(Data about app and page elements)
------------------------------------------------------------
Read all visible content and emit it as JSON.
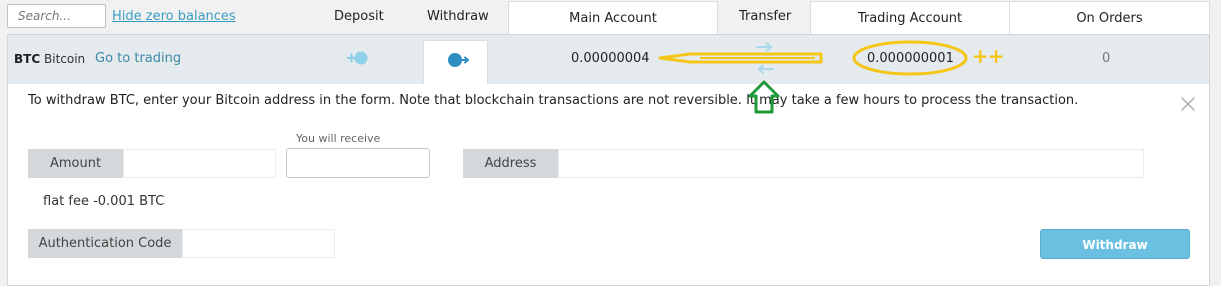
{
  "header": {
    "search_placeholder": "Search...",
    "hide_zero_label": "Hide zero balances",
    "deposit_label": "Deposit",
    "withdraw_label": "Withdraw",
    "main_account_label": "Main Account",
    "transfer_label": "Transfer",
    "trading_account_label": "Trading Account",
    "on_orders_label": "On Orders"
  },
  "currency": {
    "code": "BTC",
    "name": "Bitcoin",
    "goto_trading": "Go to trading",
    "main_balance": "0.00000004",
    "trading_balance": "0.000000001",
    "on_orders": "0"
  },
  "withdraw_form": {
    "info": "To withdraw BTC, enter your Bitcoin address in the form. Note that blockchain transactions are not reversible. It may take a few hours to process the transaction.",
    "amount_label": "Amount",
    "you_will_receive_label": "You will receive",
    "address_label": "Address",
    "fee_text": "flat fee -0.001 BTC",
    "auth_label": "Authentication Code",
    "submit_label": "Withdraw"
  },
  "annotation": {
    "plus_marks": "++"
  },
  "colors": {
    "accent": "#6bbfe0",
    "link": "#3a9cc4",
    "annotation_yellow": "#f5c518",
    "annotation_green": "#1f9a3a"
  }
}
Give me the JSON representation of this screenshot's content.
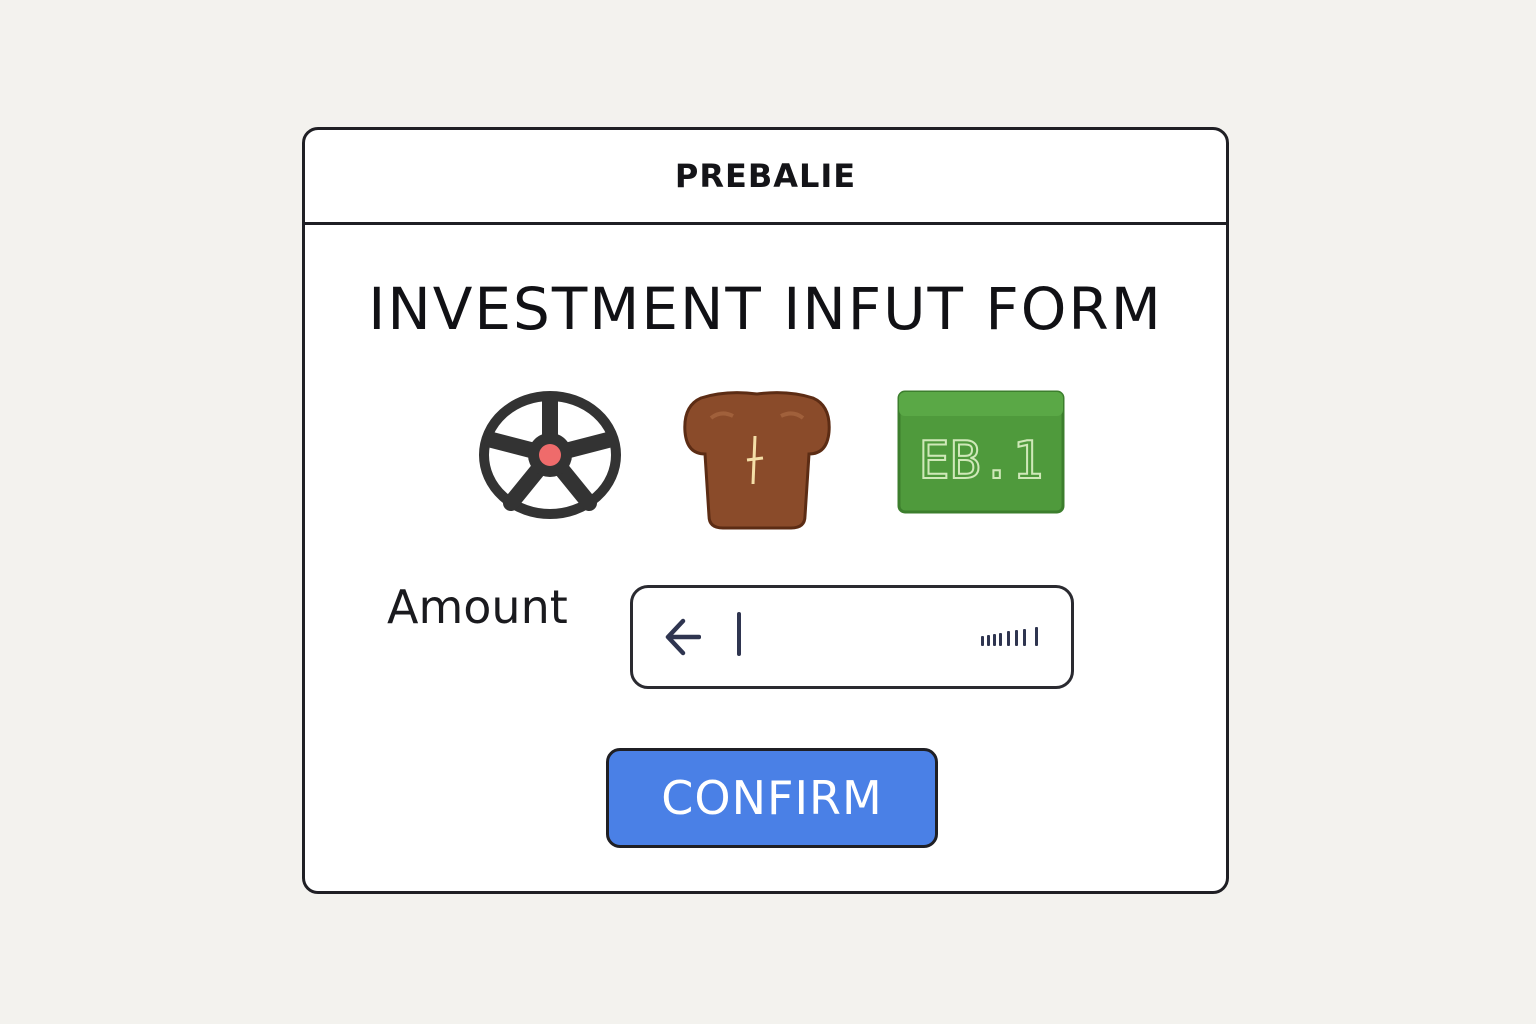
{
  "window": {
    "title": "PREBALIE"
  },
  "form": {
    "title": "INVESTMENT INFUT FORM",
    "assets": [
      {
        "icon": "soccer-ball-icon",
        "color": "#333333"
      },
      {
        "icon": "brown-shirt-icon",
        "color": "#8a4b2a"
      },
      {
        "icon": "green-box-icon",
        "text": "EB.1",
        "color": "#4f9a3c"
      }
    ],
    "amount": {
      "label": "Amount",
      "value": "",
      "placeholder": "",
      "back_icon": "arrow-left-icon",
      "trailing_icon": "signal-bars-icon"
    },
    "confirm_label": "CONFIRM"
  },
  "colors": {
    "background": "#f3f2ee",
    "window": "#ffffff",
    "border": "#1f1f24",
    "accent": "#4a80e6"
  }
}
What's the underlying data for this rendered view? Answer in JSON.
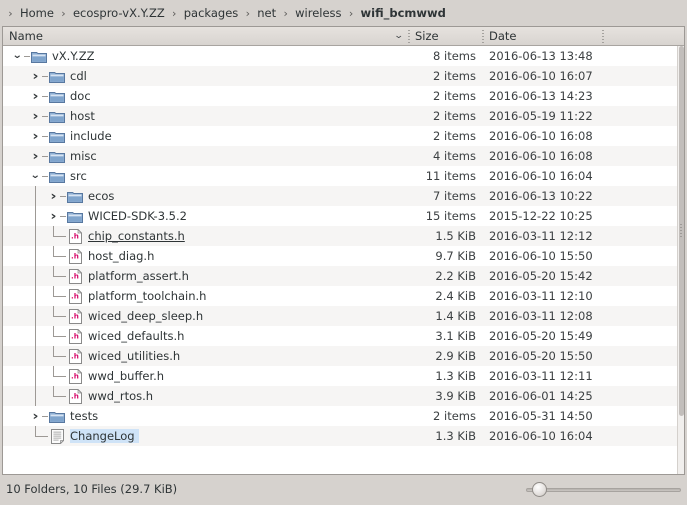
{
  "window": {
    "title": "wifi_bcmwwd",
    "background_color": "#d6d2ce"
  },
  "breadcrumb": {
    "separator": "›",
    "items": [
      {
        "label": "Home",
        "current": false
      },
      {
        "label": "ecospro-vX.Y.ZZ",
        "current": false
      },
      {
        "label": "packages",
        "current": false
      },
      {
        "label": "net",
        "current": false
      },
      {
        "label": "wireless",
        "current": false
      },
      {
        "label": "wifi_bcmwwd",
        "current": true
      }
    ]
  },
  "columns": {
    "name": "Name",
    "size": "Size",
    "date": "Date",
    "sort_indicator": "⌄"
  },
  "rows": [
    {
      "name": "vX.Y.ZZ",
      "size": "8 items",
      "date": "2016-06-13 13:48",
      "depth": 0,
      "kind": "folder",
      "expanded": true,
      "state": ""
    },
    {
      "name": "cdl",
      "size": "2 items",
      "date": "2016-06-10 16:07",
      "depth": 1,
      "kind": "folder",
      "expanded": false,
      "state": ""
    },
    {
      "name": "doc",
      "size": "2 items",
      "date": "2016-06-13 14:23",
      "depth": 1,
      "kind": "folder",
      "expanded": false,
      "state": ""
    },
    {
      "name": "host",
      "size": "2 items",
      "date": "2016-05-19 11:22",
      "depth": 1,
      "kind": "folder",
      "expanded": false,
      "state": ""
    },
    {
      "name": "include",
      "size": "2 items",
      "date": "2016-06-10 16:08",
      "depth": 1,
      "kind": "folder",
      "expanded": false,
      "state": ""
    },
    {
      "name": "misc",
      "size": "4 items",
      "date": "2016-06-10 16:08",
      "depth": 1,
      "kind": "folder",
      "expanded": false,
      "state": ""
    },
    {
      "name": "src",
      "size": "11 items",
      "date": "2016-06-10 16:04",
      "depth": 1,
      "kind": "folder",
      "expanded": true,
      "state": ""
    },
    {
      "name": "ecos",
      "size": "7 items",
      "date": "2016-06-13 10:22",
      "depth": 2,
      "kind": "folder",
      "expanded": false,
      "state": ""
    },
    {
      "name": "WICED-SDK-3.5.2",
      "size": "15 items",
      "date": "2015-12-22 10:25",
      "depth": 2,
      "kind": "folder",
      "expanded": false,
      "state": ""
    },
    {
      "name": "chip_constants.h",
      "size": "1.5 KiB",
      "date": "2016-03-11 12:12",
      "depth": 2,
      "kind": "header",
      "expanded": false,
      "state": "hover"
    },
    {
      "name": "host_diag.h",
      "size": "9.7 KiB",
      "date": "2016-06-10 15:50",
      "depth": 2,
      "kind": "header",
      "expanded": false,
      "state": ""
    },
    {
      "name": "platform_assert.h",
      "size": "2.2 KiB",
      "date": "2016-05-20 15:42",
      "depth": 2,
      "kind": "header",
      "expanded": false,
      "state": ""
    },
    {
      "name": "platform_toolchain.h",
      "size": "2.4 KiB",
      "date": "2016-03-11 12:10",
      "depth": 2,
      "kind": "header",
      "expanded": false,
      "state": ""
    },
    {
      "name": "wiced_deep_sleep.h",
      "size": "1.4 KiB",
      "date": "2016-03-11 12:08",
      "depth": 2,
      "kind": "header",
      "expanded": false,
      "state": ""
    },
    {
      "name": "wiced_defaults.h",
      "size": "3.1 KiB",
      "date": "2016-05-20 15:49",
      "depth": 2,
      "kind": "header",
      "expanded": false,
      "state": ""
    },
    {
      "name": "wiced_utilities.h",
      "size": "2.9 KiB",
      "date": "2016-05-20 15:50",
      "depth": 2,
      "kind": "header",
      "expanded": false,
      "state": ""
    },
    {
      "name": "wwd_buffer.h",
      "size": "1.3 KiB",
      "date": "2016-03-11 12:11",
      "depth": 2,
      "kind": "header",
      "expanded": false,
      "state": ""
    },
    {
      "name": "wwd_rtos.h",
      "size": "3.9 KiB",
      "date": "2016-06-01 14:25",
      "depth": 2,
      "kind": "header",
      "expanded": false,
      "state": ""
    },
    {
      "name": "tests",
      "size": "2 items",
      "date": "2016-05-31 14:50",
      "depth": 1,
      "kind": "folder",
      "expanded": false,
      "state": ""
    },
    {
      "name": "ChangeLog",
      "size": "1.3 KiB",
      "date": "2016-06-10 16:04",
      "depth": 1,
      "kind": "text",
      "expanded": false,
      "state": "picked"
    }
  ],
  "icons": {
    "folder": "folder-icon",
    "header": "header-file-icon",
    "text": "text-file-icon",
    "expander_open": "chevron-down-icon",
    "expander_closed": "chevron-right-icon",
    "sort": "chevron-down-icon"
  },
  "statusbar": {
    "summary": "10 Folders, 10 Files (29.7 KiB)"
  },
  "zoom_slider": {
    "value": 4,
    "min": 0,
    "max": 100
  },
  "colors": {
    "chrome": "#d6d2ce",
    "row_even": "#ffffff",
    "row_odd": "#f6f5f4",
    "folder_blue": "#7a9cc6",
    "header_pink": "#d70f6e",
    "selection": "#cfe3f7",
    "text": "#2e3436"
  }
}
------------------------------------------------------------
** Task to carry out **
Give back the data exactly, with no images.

** Written answer **
Read all visible content and emit it as JSON.
{
  "header": {
    "search_placeholder": "Search...",
    "hide_zero_label": "Hide zero balances",
    "deposit_label": "Deposit",
    "withdraw_label": "Withdraw",
    "main_account_label": "Main Account",
    "transfer_label": "Transfer",
    "trading_account_label": "Trading Account",
    "on_orders_label": "On Orders"
  },
  "currency": {
    "code": "BTC",
    "name": "Bitcoin",
    "goto_trading": "Go to trading",
    "main_balance": "0.00000004",
    "trading_balance": "0.000000001",
    "on_orders": "0"
  },
  "withdraw_form": {
    "info": "To withdraw BTC, enter your Bitcoin address in the form. Note that blockchain transactions are not reversible. It may take a few hours to process the transaction.",
    "amount_label": "Amount",
    "you_will_receive_label": "You will receive",
    "address_label": "Address",
    "fee_text": "flat fee -0.001 BTC",
    "auth_label": "Authentication Code",
    "submit_label": "Withdraw"
  },
  "annotation": {
    "plus_marks": "++"
  },
  "colors": {
    "accent": "#6bbfe0",
    "link": "#3a9cc4",
    "annotation_yellow": "#f5c518",
    "annotation_green": "#1f9a3a"
  }
}
Give me the JSON representation of this screenshot's content.
{
  "window": {
    "title": "PREBALIE"
  },
  "form": {
    "title": "INVESTMENT INFUT FORM",
    "assets": [
      {
        "icon": "soccer-ball-icon",
        "color": "#333333"
      },
      {
        "icon": "brown-shirt-icon",
        "color": "#8a4b2a"
      },
      {
        "icon": "green-box-icon",
        "text": "EB.1",
        "color": "#4f9a3c"
      }
    ],
    "amount": {
      "label": "Amount",
      "value": "",
      "placeholder": "",
      "back_icon": "arrow-left-icon",
      "trailing_icon": "signal-bars-icon"
    },
    "confirm_label": "CONFIRM"
  },
  "colors": {
    "background": "#f3f2ee",
    "window": "#ffffff",
    "border": "#1f1f24",
    "accent": "#4a80e6"
  }
}
What's the underlying data for this rendered view? Answer in JSON.
{
  "window": {
    "title": "wifi_bcmwwd",
    "background_color": "#d6d2ce"
  },
  "breadcrumb": {
    "separator": "›",
    "items": [
      {
        "label": "Home",
        "current": false
      },
      {
        "label": "ecospro-vX.Y.ZZ",
        "current": false
      },
      {
        "label": "packages",
        "current": false
      },
      {
        "label": "net",
        "current": false
      },
      {
        "label": "wireless",
        "current": false
      },
      {
        "label": "wifi_bcmwwd",
        "current": true
      }
    ]
  },
  "columns": {
    "name": "Name",
    "size": "Size",
    "date": "Date",
    "sort_indicator": "⌄"
  },
  "rows": [
    {
      "name": "vX.Y.ZZ",
      "size": "8 items",
      "date": "2016-06-13 13:48",
      "depth": 0,
      "kind": "folder",
      "expanded": true,
      "state": ""
    },
    {
      "name": "cdl",
      "size": "2 items",
      "date": "2016-06-10 16:07",
      "depth": 1,
      "kind": "folder",
      "expanded": false,
      "state": ""
    },
    {
      "name": "doc",
      "size": "2 items",
      "date": "2016-06-13 14:23",
      "depth": 1,
      "kind": "folder",
      "expanded": false,
      "state": ""
    },
    {
      "name": "host",
      "size": "2 items",
      "date": "2016-05-19 11:22",
      "depth": 1,
      "kind": "folder",
      "expanded": false,
      "state": ""
    },
    {
      "name": "include",
      "size": "2 items",
      "date": "2016-06-10 16:08",
      "depth": 1,
      "kind": "folder",
      "expanded": false,
      "state": ""
    },
    {
      "name": "misc",
      "size": "4 items",
      "date": "2016-06-10 16:08",
      "depth": 1,
      "kind": "folder",
      "expanded": false,
      "state": ""
    },
    {
      "name": "src",
      "size": "11 items",
      "date": "2016-06-10 16:04",
      "depth": 1,
      "kind": "folder",
      "expanded": true,
      "state": ""
    },
    {
      "name": "ecos",
      "size": "7 items",
      "date": "2016-06-13 10:22",
      "depth": 2,
      "kind": "folder",
      "expanded": false,
      "state": ""
    },
    {
      "name": "WICED-SDK-3.5.2",
      "size": "15 items",
      "date": "2015-12-22 10:25",
      "depth": 2,
      "kind": "folder",
      "expanded": false,
      "state": ""
    },
    {
      "name": "chip_constants.h",
      "size": "1.5 KiB",
      "date": "2016-03-11 12:12",
      "depth": 2,
      "kind": "header",
      "expanded": false,
      "state": "hover"
    },
    {
      "name": "host_diag.h",
      "size": "9.7 KiB",
      "date": "2016-06-10 15:50",
      "depth": 2,
      "kind": "header",
      "expanded": false,
      "state": ""
    },
    {
      "name": "platform_assert.h",
      "size": "2.2 KiB",
      "date": "2016-05-20 15:42",
      "depth": 2,
      "kind": "header",
      "expanded": false,
      "state": ""
    },
    {
      "name": "platform_toolchain.h",
      "size": "2.4 KiB",
      "date": "2016-03-11 12:10",
      "depth": 2,
      "kind": "header",
      "expanded": false,
      "state": ""
    },
    {
      "name": "wiced_deep_sleep.h",
      "size": "1.4 KiB",
      "date": "2016-03-11 12:08",
      "depth": 2,
      "kind": "header",
      "expanded": false,
      "state": ""
    },
    {
      "name": "wiced_defaults.h",
      "size": "3.1 KiB",
      "date": "2016-05-20 15:49",
      "depth": 2,
      "kind": "header",
      "expanded": false,
      "state": ""
    },
    {
      "name": "wiced_utilities.h",
      "size": "2.9 KiB",
      "date": "2016-05-20 15:50",
      "depth": 2,
      "kind": "header",
      "expanded": false,
      "state": ""
    },
    {
      "name": "wwd_buffer.h",
      "size": "1.3 KiB",
      "date": "2016-03-11 12:11",
      "depth": 2,
      "kind": "header",
      "expanded": false,
      "state": ""
    },
    {
      "name": "wwd_rtos.h",
      "size": "3.9 KiB",
      "date": "2016-06-01 14:25",
      "depth": 2,
      "kind": "header",
      "expanded": false,
      "state": ""
    },
    {
      "name": "tests",
      "size": "2 items",
      "date": "2016-05-31 14:50",
      "depth": 1,
      "kind": "folder",
      "expanded": false,
      "state": ""
    },
    {
      "name": "ChangeLog",
      "size": "1.3 KiB",
      "date": "2016-06-10 16:04",
      "depth": 1,
      "kind": "text",
      "expanded": false,
      "state": "picked"
    }
  ],
  "icons": {
    "folder": "folder-icon",
    "header": "header-file-icon",
    "text": "text-file-icon",
    "expander_open": "chevron-down-icon",
    "expander_closed": "chevron-right-icon",
    "sort": "chevron-down-icon"
  },
  "statusbar": {
    "summary": "10 Folders, 10 Files (29.7 KiB)"
  },
  "zoom_slider": {
    "value": 4,
    "min": 0,
    "max": 100
  },
  "colors": {
    "chrome": "#d6d2ce",
    "row_even": "#ffffff",
    "row_odd": "#f6f5f4",
    "folder_blue": "#7a9cc6",
    "header_pink": "#d70f6e",
    "selection": "#cfe3f7",
    "text": "#2e3436"
  }
}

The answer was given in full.